Elise, a nursing student at an elite U.S. university in the Northeast, found herself back home and sleeping on the floor of her parents’ one-bedroom apartment after the COVID-19 pandemic was declared in March 2020.
It was tough to get a good night’s sleep as family members passed through to the kitchen or the front door. Such interruptions also made it difficult to concentrate during lectures and exams. Sometimes, limited internet bandwidth made it impossible for Elise to attend class at all. She couldn’t ask her parents to buy her a new computer to replace the one that was breaking down, she explained, because she knew they couldn’t afford it.
Meanwhile, Elise’s classmate, Bella, a business student and the daughter of two Ivy League-educated professionals, had two empty bedrooms at her parents’ home. She used one for sleep, the other for schoolwork. Her parents had purchased “a monitor and all these other accessories to help make studying easier.”
As a doctoral candidate in sociology, I study inequality among young adults. Elise and Bella are two of the 48 undergraduates I interviewed to understand how college students from different socioeconomic backgrounds dealt with COVID-19 campus closings. Although all attended the same elite university, upper-middle class students like Bella often enjoyed academic and financial benefits from parents that their less affluent peers like Elise did not.
Just because most college students have gone back to in-person classes doesn’t mean these disparities have gone away. Here are three lessons from the pandemic that can help colleges better address student inequality going forward:
1. The digital divide disrupts learning
Elise wasn’t the only student in my study who didn’t have the learning technology she needed. “It was a solid two and a half weeks where I didn’t have a laptop,” said Shelton, a social sciences major, describing how he wrote a four-page research paper on his phone. Although Shelton had secured a laptop by the time I interviewed him in June 2020, he still didn’t have Wi-Fi in his off-campus apartment.
Before the pandemic, college students could typically use their school’s computer labs and internet hot spots on campus. During remote instruction, however, many had to join classes from smartphones or park outside stores to access free Wi-Fi.
2. Living conditions are learning conditions
When residential universities sent undergraduates home in March 2020, some students did not have a home they could safely return to. Others, including some in my study, feared exposing parents to COVID-19 or being a financial burden. Still others had concerns about space, privacy, internet access or disruptions from family members.
“I didn’t even have a desk at home,” recalled Jennifer, a STEM major who stayed in a friend’s living room before moving to her grandparents’ house.
Even before the pandemic, students living in dormitories were in the minority. Far more undergraduates live off campus, many with their parents. In a fall 2019 survey, 35% of four-year college students and half of community college students reported housing challenges, which included being unable to pay rent and leaving a household because they felt unsafe.
The struggles of students like Jennifer call attention to socioeconomic divides among students who were living off campus all along. These include inequalities in space, quiet and furniture for studying.
3. Many students are family caregivers, too
Finally, the pandemic increased many students’ caregiving responsibilities, which sometimes limited the time they could spend on schoolwork.

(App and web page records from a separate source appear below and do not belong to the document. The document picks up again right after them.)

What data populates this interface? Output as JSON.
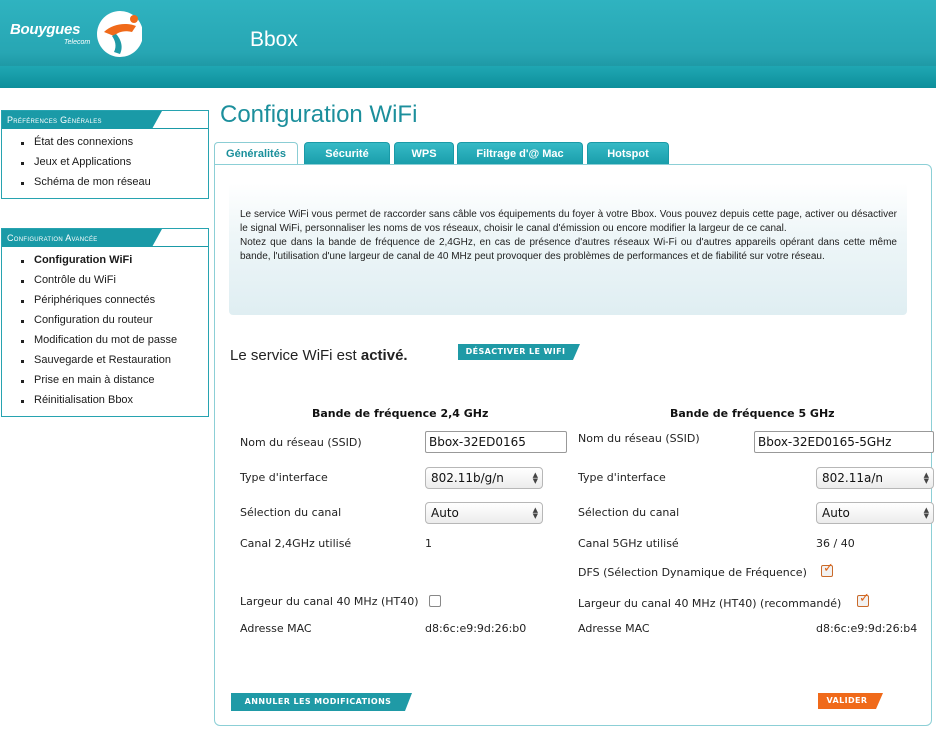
{
  "header": {
    "logo_text": "Bouygues",
    "logo_sub": "Telecom",
    "app_title": "Bbox"
  },
  "sidebar": {
    "general": {
      "title": "Préférences Générales",
      "items": [
        "État des connexions",
        "Jeux et Applications",
        "Schéma de mon réseau"
      ]
    },
    "advanced": {
      "title": "Configuration Avancée",
      "items": [
        "Configuration WiFi",
        "Contrôle du WiFi",
        "Périphériques connectés",
        "Configuration du routeur",
        "Modification du mot de passe",
        "Sauvegarde et Restauration",
        "Prise en main à distance",
        "Réinitialisation Bbox"
      ],
      "active": "Configuration WiFi"
    }
  },
  "main": {
    "title": "Configuration WiFi",
    "tabs": [
      {
        "label": "Généralités",
        "active": true
      },
      {
        "label": "Sécurité",
        "active": false
      },
      {
        "label": "WPS",
        "active": false
      },
      {
        "label": "Filtrage d'@ Mac",
        "active": false
      },
      {
        "label": "Hotspot",
        "active": false
      }
    ],
    "info_p1": "Le service WiFi vous permet de raccorder sans câble vos équipements du foyer à votre Bbox. Vous pouvez depuis cette page, activer ou désactiver le signal WiFi, personnaliser les noms de vos réseaux, choisir le canal d'émission ou encore modifier la largeur de ce canal.",
    "info_p2": "Notez que dans la bande de fréquence de 2,4GHz, en cas de présence d'autres réseaux Wi-Fi ou d'autres appareils opérant dans cette même bande, l'utilisation d'une largeur de canal de 40 MHz peut provoquer des problèmes de performances et de fiabilité sur votre réseau.",
    "status_prefix": "Le service WiFi est",
    "status_value": "activé.",
    "deactivate_label": "DÉSACTIVER LE WIFI",
    "band24": {
      "title": "Bande de fréquence 2,4 GHz",
      "ssid_label": "Nom du réseau (SSID)",
      "ssid_value": "Bbox-32ED0165",
      "iface_label": "Type d'interface",
      "iface_value": "802.11b/g/n",
      "channel_label": "Sélection du canal",
      "channel_value": "Auto",
      "used_label": "Canal 2,4GHz utilisé",
      "used_value": "1",
      "ht40_label": "Largeur du canal 40 MHz (HT40)",
      "ht40_checked": false,
      "mac_label": "Adresse MAC",
      "mac_value": "d8:6c:e9:9d:26:b0"
    },
    "band5": {
      "title": "Bande de fréquence 5 GHz",
      "ssid_label": "Nom du réseau (SSID)",
      "ssid_value": "Bbox-32ED0165-5GHz",
      "iface_label": "Type d'interface",
      "iface_value": "802.11a/n",
      "channel_label": "Sélection du canal",
      "channel_value": "Auto",
      "used_label": "Canal 5GHz utilisé",
      "used_value": "36 / 40",
      "dfs_label": "DFS (Sélection Dynamique de Fréquence)",
      "dfs_checked": true,
      "ht40_label": "Largeur du canal 40 MHz (HT40) (recommandé)",
      "ht40_checked": true,
      "mac_label": "Adresse MAC",
      "mac_value": "d8:6c:e9:9d:26:b4"
    },
    "cancel_label": "ANNULER LES MODIFICATIONS",
    "validate_label": "VALIDER"
  },
  "colors": {
    "brand_teal": "#1f9aa6",
    "title_teal": "#1c8f9c",
    "accent_orange": "#f06a1a"
  }
}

For example, Ashley, a social sciences major, described how she shopped, cooked and managed her younger siblings’ remote schooling while her mom worked a retail job. “It wasn’t necessarily a bad thing that I was [home] to help, but it definitely impaired my studies,” she told me.
Before the pandemic, Ashley had helped support her family financially from a distance. But her responsibilities grew when she returned home and was the only adult available to help her younger siblings.
Contrary to the popular idea of college as a time of self-focused exploration, recent studies describe ways that some students — often from low-income, minority or immigrant families — support their families. These include sending money home, helping siblings with homework, assisting parents with digital technology and chaperoning medical appointments. Such responsibilities are often invisible to university instructors and administrators.
Students are members of families and communities, and they enter the classroom with different resources and responsibilities. Inclusive classrooms require instructors to demonstrate awareness, empathy and flexibility around these differences.
But empathy won’t fix students’ laptops or pay their rent. The pandemic highlighted inequalities that are reinforced by universities designed for so-called “traditional” college students — fresh out of high school, living on campus, financially supported by their parents, and having few caregiving responsibilities. Yet such students are a privileged minority.